The ACCC has taken action after completing an investigation into Kia Motors’ capped price servicing advertisements. Since 2012, Kia has been advertising that the price for scheduled services on Kia vehicles would not exceed a maximum capped price for a set period of time, or for a set number of services, after purchase.

Offering capped price servicing has become a widespread practice in the automotive industry. The practice allows consumers to ‘lock in’ the price of servicing their vehicle over a set period and consumers often choose to buy particular manufacturer’s car over others if capped price servicing is offered for a longer period of time.

Kia’s terms and conditions allowed the price of scheduled services to change from time to time. Kia changed its ‘capped prices’ four times between 2012 and 2015.

Kia’s terms and conditions allowing the change in price were not found to contravene the Competition and Consumer Act as an unfair contract term or otherwise.

However, the ACCC considered that Kia’s advertising of its capped price servicing offer was likely to mislead a consumer, as the website specifically stated that ‘the capped price applicable for each service is the maximum you will pay for your scheduled service’. The ACCC determined that this misrepresentation, among others, amounted to a contravention of the Australian Consumer Law (ACL).

As a result of the ACCC’s findings, Kia has agreed to:

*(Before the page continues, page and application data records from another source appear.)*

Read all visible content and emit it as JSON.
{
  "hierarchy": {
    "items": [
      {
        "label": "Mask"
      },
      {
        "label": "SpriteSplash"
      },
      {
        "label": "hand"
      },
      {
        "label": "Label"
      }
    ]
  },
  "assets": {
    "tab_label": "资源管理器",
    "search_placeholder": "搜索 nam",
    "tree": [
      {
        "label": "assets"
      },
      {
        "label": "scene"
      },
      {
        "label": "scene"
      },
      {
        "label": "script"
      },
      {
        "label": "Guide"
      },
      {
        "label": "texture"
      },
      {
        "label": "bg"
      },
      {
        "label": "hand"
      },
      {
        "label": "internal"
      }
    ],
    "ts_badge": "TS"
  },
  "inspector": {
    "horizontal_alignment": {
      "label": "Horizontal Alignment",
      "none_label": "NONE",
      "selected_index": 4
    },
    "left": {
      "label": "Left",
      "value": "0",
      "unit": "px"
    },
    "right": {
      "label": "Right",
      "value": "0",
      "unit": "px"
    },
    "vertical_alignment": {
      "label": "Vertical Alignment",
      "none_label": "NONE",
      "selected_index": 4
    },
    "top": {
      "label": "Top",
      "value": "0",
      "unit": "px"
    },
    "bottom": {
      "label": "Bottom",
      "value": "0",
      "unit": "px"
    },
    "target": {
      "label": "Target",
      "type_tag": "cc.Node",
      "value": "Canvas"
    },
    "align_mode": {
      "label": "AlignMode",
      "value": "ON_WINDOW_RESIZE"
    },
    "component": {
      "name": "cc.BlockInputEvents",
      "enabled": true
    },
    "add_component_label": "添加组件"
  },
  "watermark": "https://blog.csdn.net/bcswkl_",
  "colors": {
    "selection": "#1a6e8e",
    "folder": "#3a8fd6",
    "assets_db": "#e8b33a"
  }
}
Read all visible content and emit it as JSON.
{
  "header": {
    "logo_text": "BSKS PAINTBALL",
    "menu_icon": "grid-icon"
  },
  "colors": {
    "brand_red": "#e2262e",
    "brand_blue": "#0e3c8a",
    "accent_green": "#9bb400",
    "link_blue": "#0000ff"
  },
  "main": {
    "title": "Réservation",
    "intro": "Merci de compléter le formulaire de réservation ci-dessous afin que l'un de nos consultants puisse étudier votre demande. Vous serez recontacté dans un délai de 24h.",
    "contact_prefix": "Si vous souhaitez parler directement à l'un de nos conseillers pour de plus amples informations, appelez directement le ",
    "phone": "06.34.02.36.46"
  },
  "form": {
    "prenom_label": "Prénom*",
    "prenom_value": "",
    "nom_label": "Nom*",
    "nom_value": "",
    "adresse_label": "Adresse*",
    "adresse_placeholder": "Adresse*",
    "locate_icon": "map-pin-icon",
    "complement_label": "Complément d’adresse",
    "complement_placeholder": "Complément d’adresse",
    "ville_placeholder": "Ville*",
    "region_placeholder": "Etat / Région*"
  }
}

  • amend its terms and conditions to genuinely cap its service prices;
  • write to consumers to confirm their current capped service prices;
  • offer a refund to consumers who have paid service prices above the price that applied when they purchased their vehicle;
  • introduce systems to ensure that consumers are not charged higher maximum prices; and
  • implement a consumer law compliance program.

The ACCC has indicated it will be reviewing the practices of other vehicle manufacturers to assess if there are similar issues in other capped price service offers.

This ACCC action is part of a wider crackdown on anti-competitive behaviour following the release of the Harper Competition Review Draft Report on 22 September 2014. The final report is expected to be handed down in the next couple of months.

The clear message from the ACCC for suppliers is to ensure that the terms on which goods and services are provided to consumers are fairly and accurately represented in marketing material.

Making false or misleading representations or engaging in misleading or deceptive conduct about the price of goods or services is prohibited by the ACL. This conduct can attract a maximum penalty of up to $1.1 million per contravention for a company and $220,000 for an individual.

Having accurate marketing material is a vital step in ensuring your organisation is compliant with the ACL.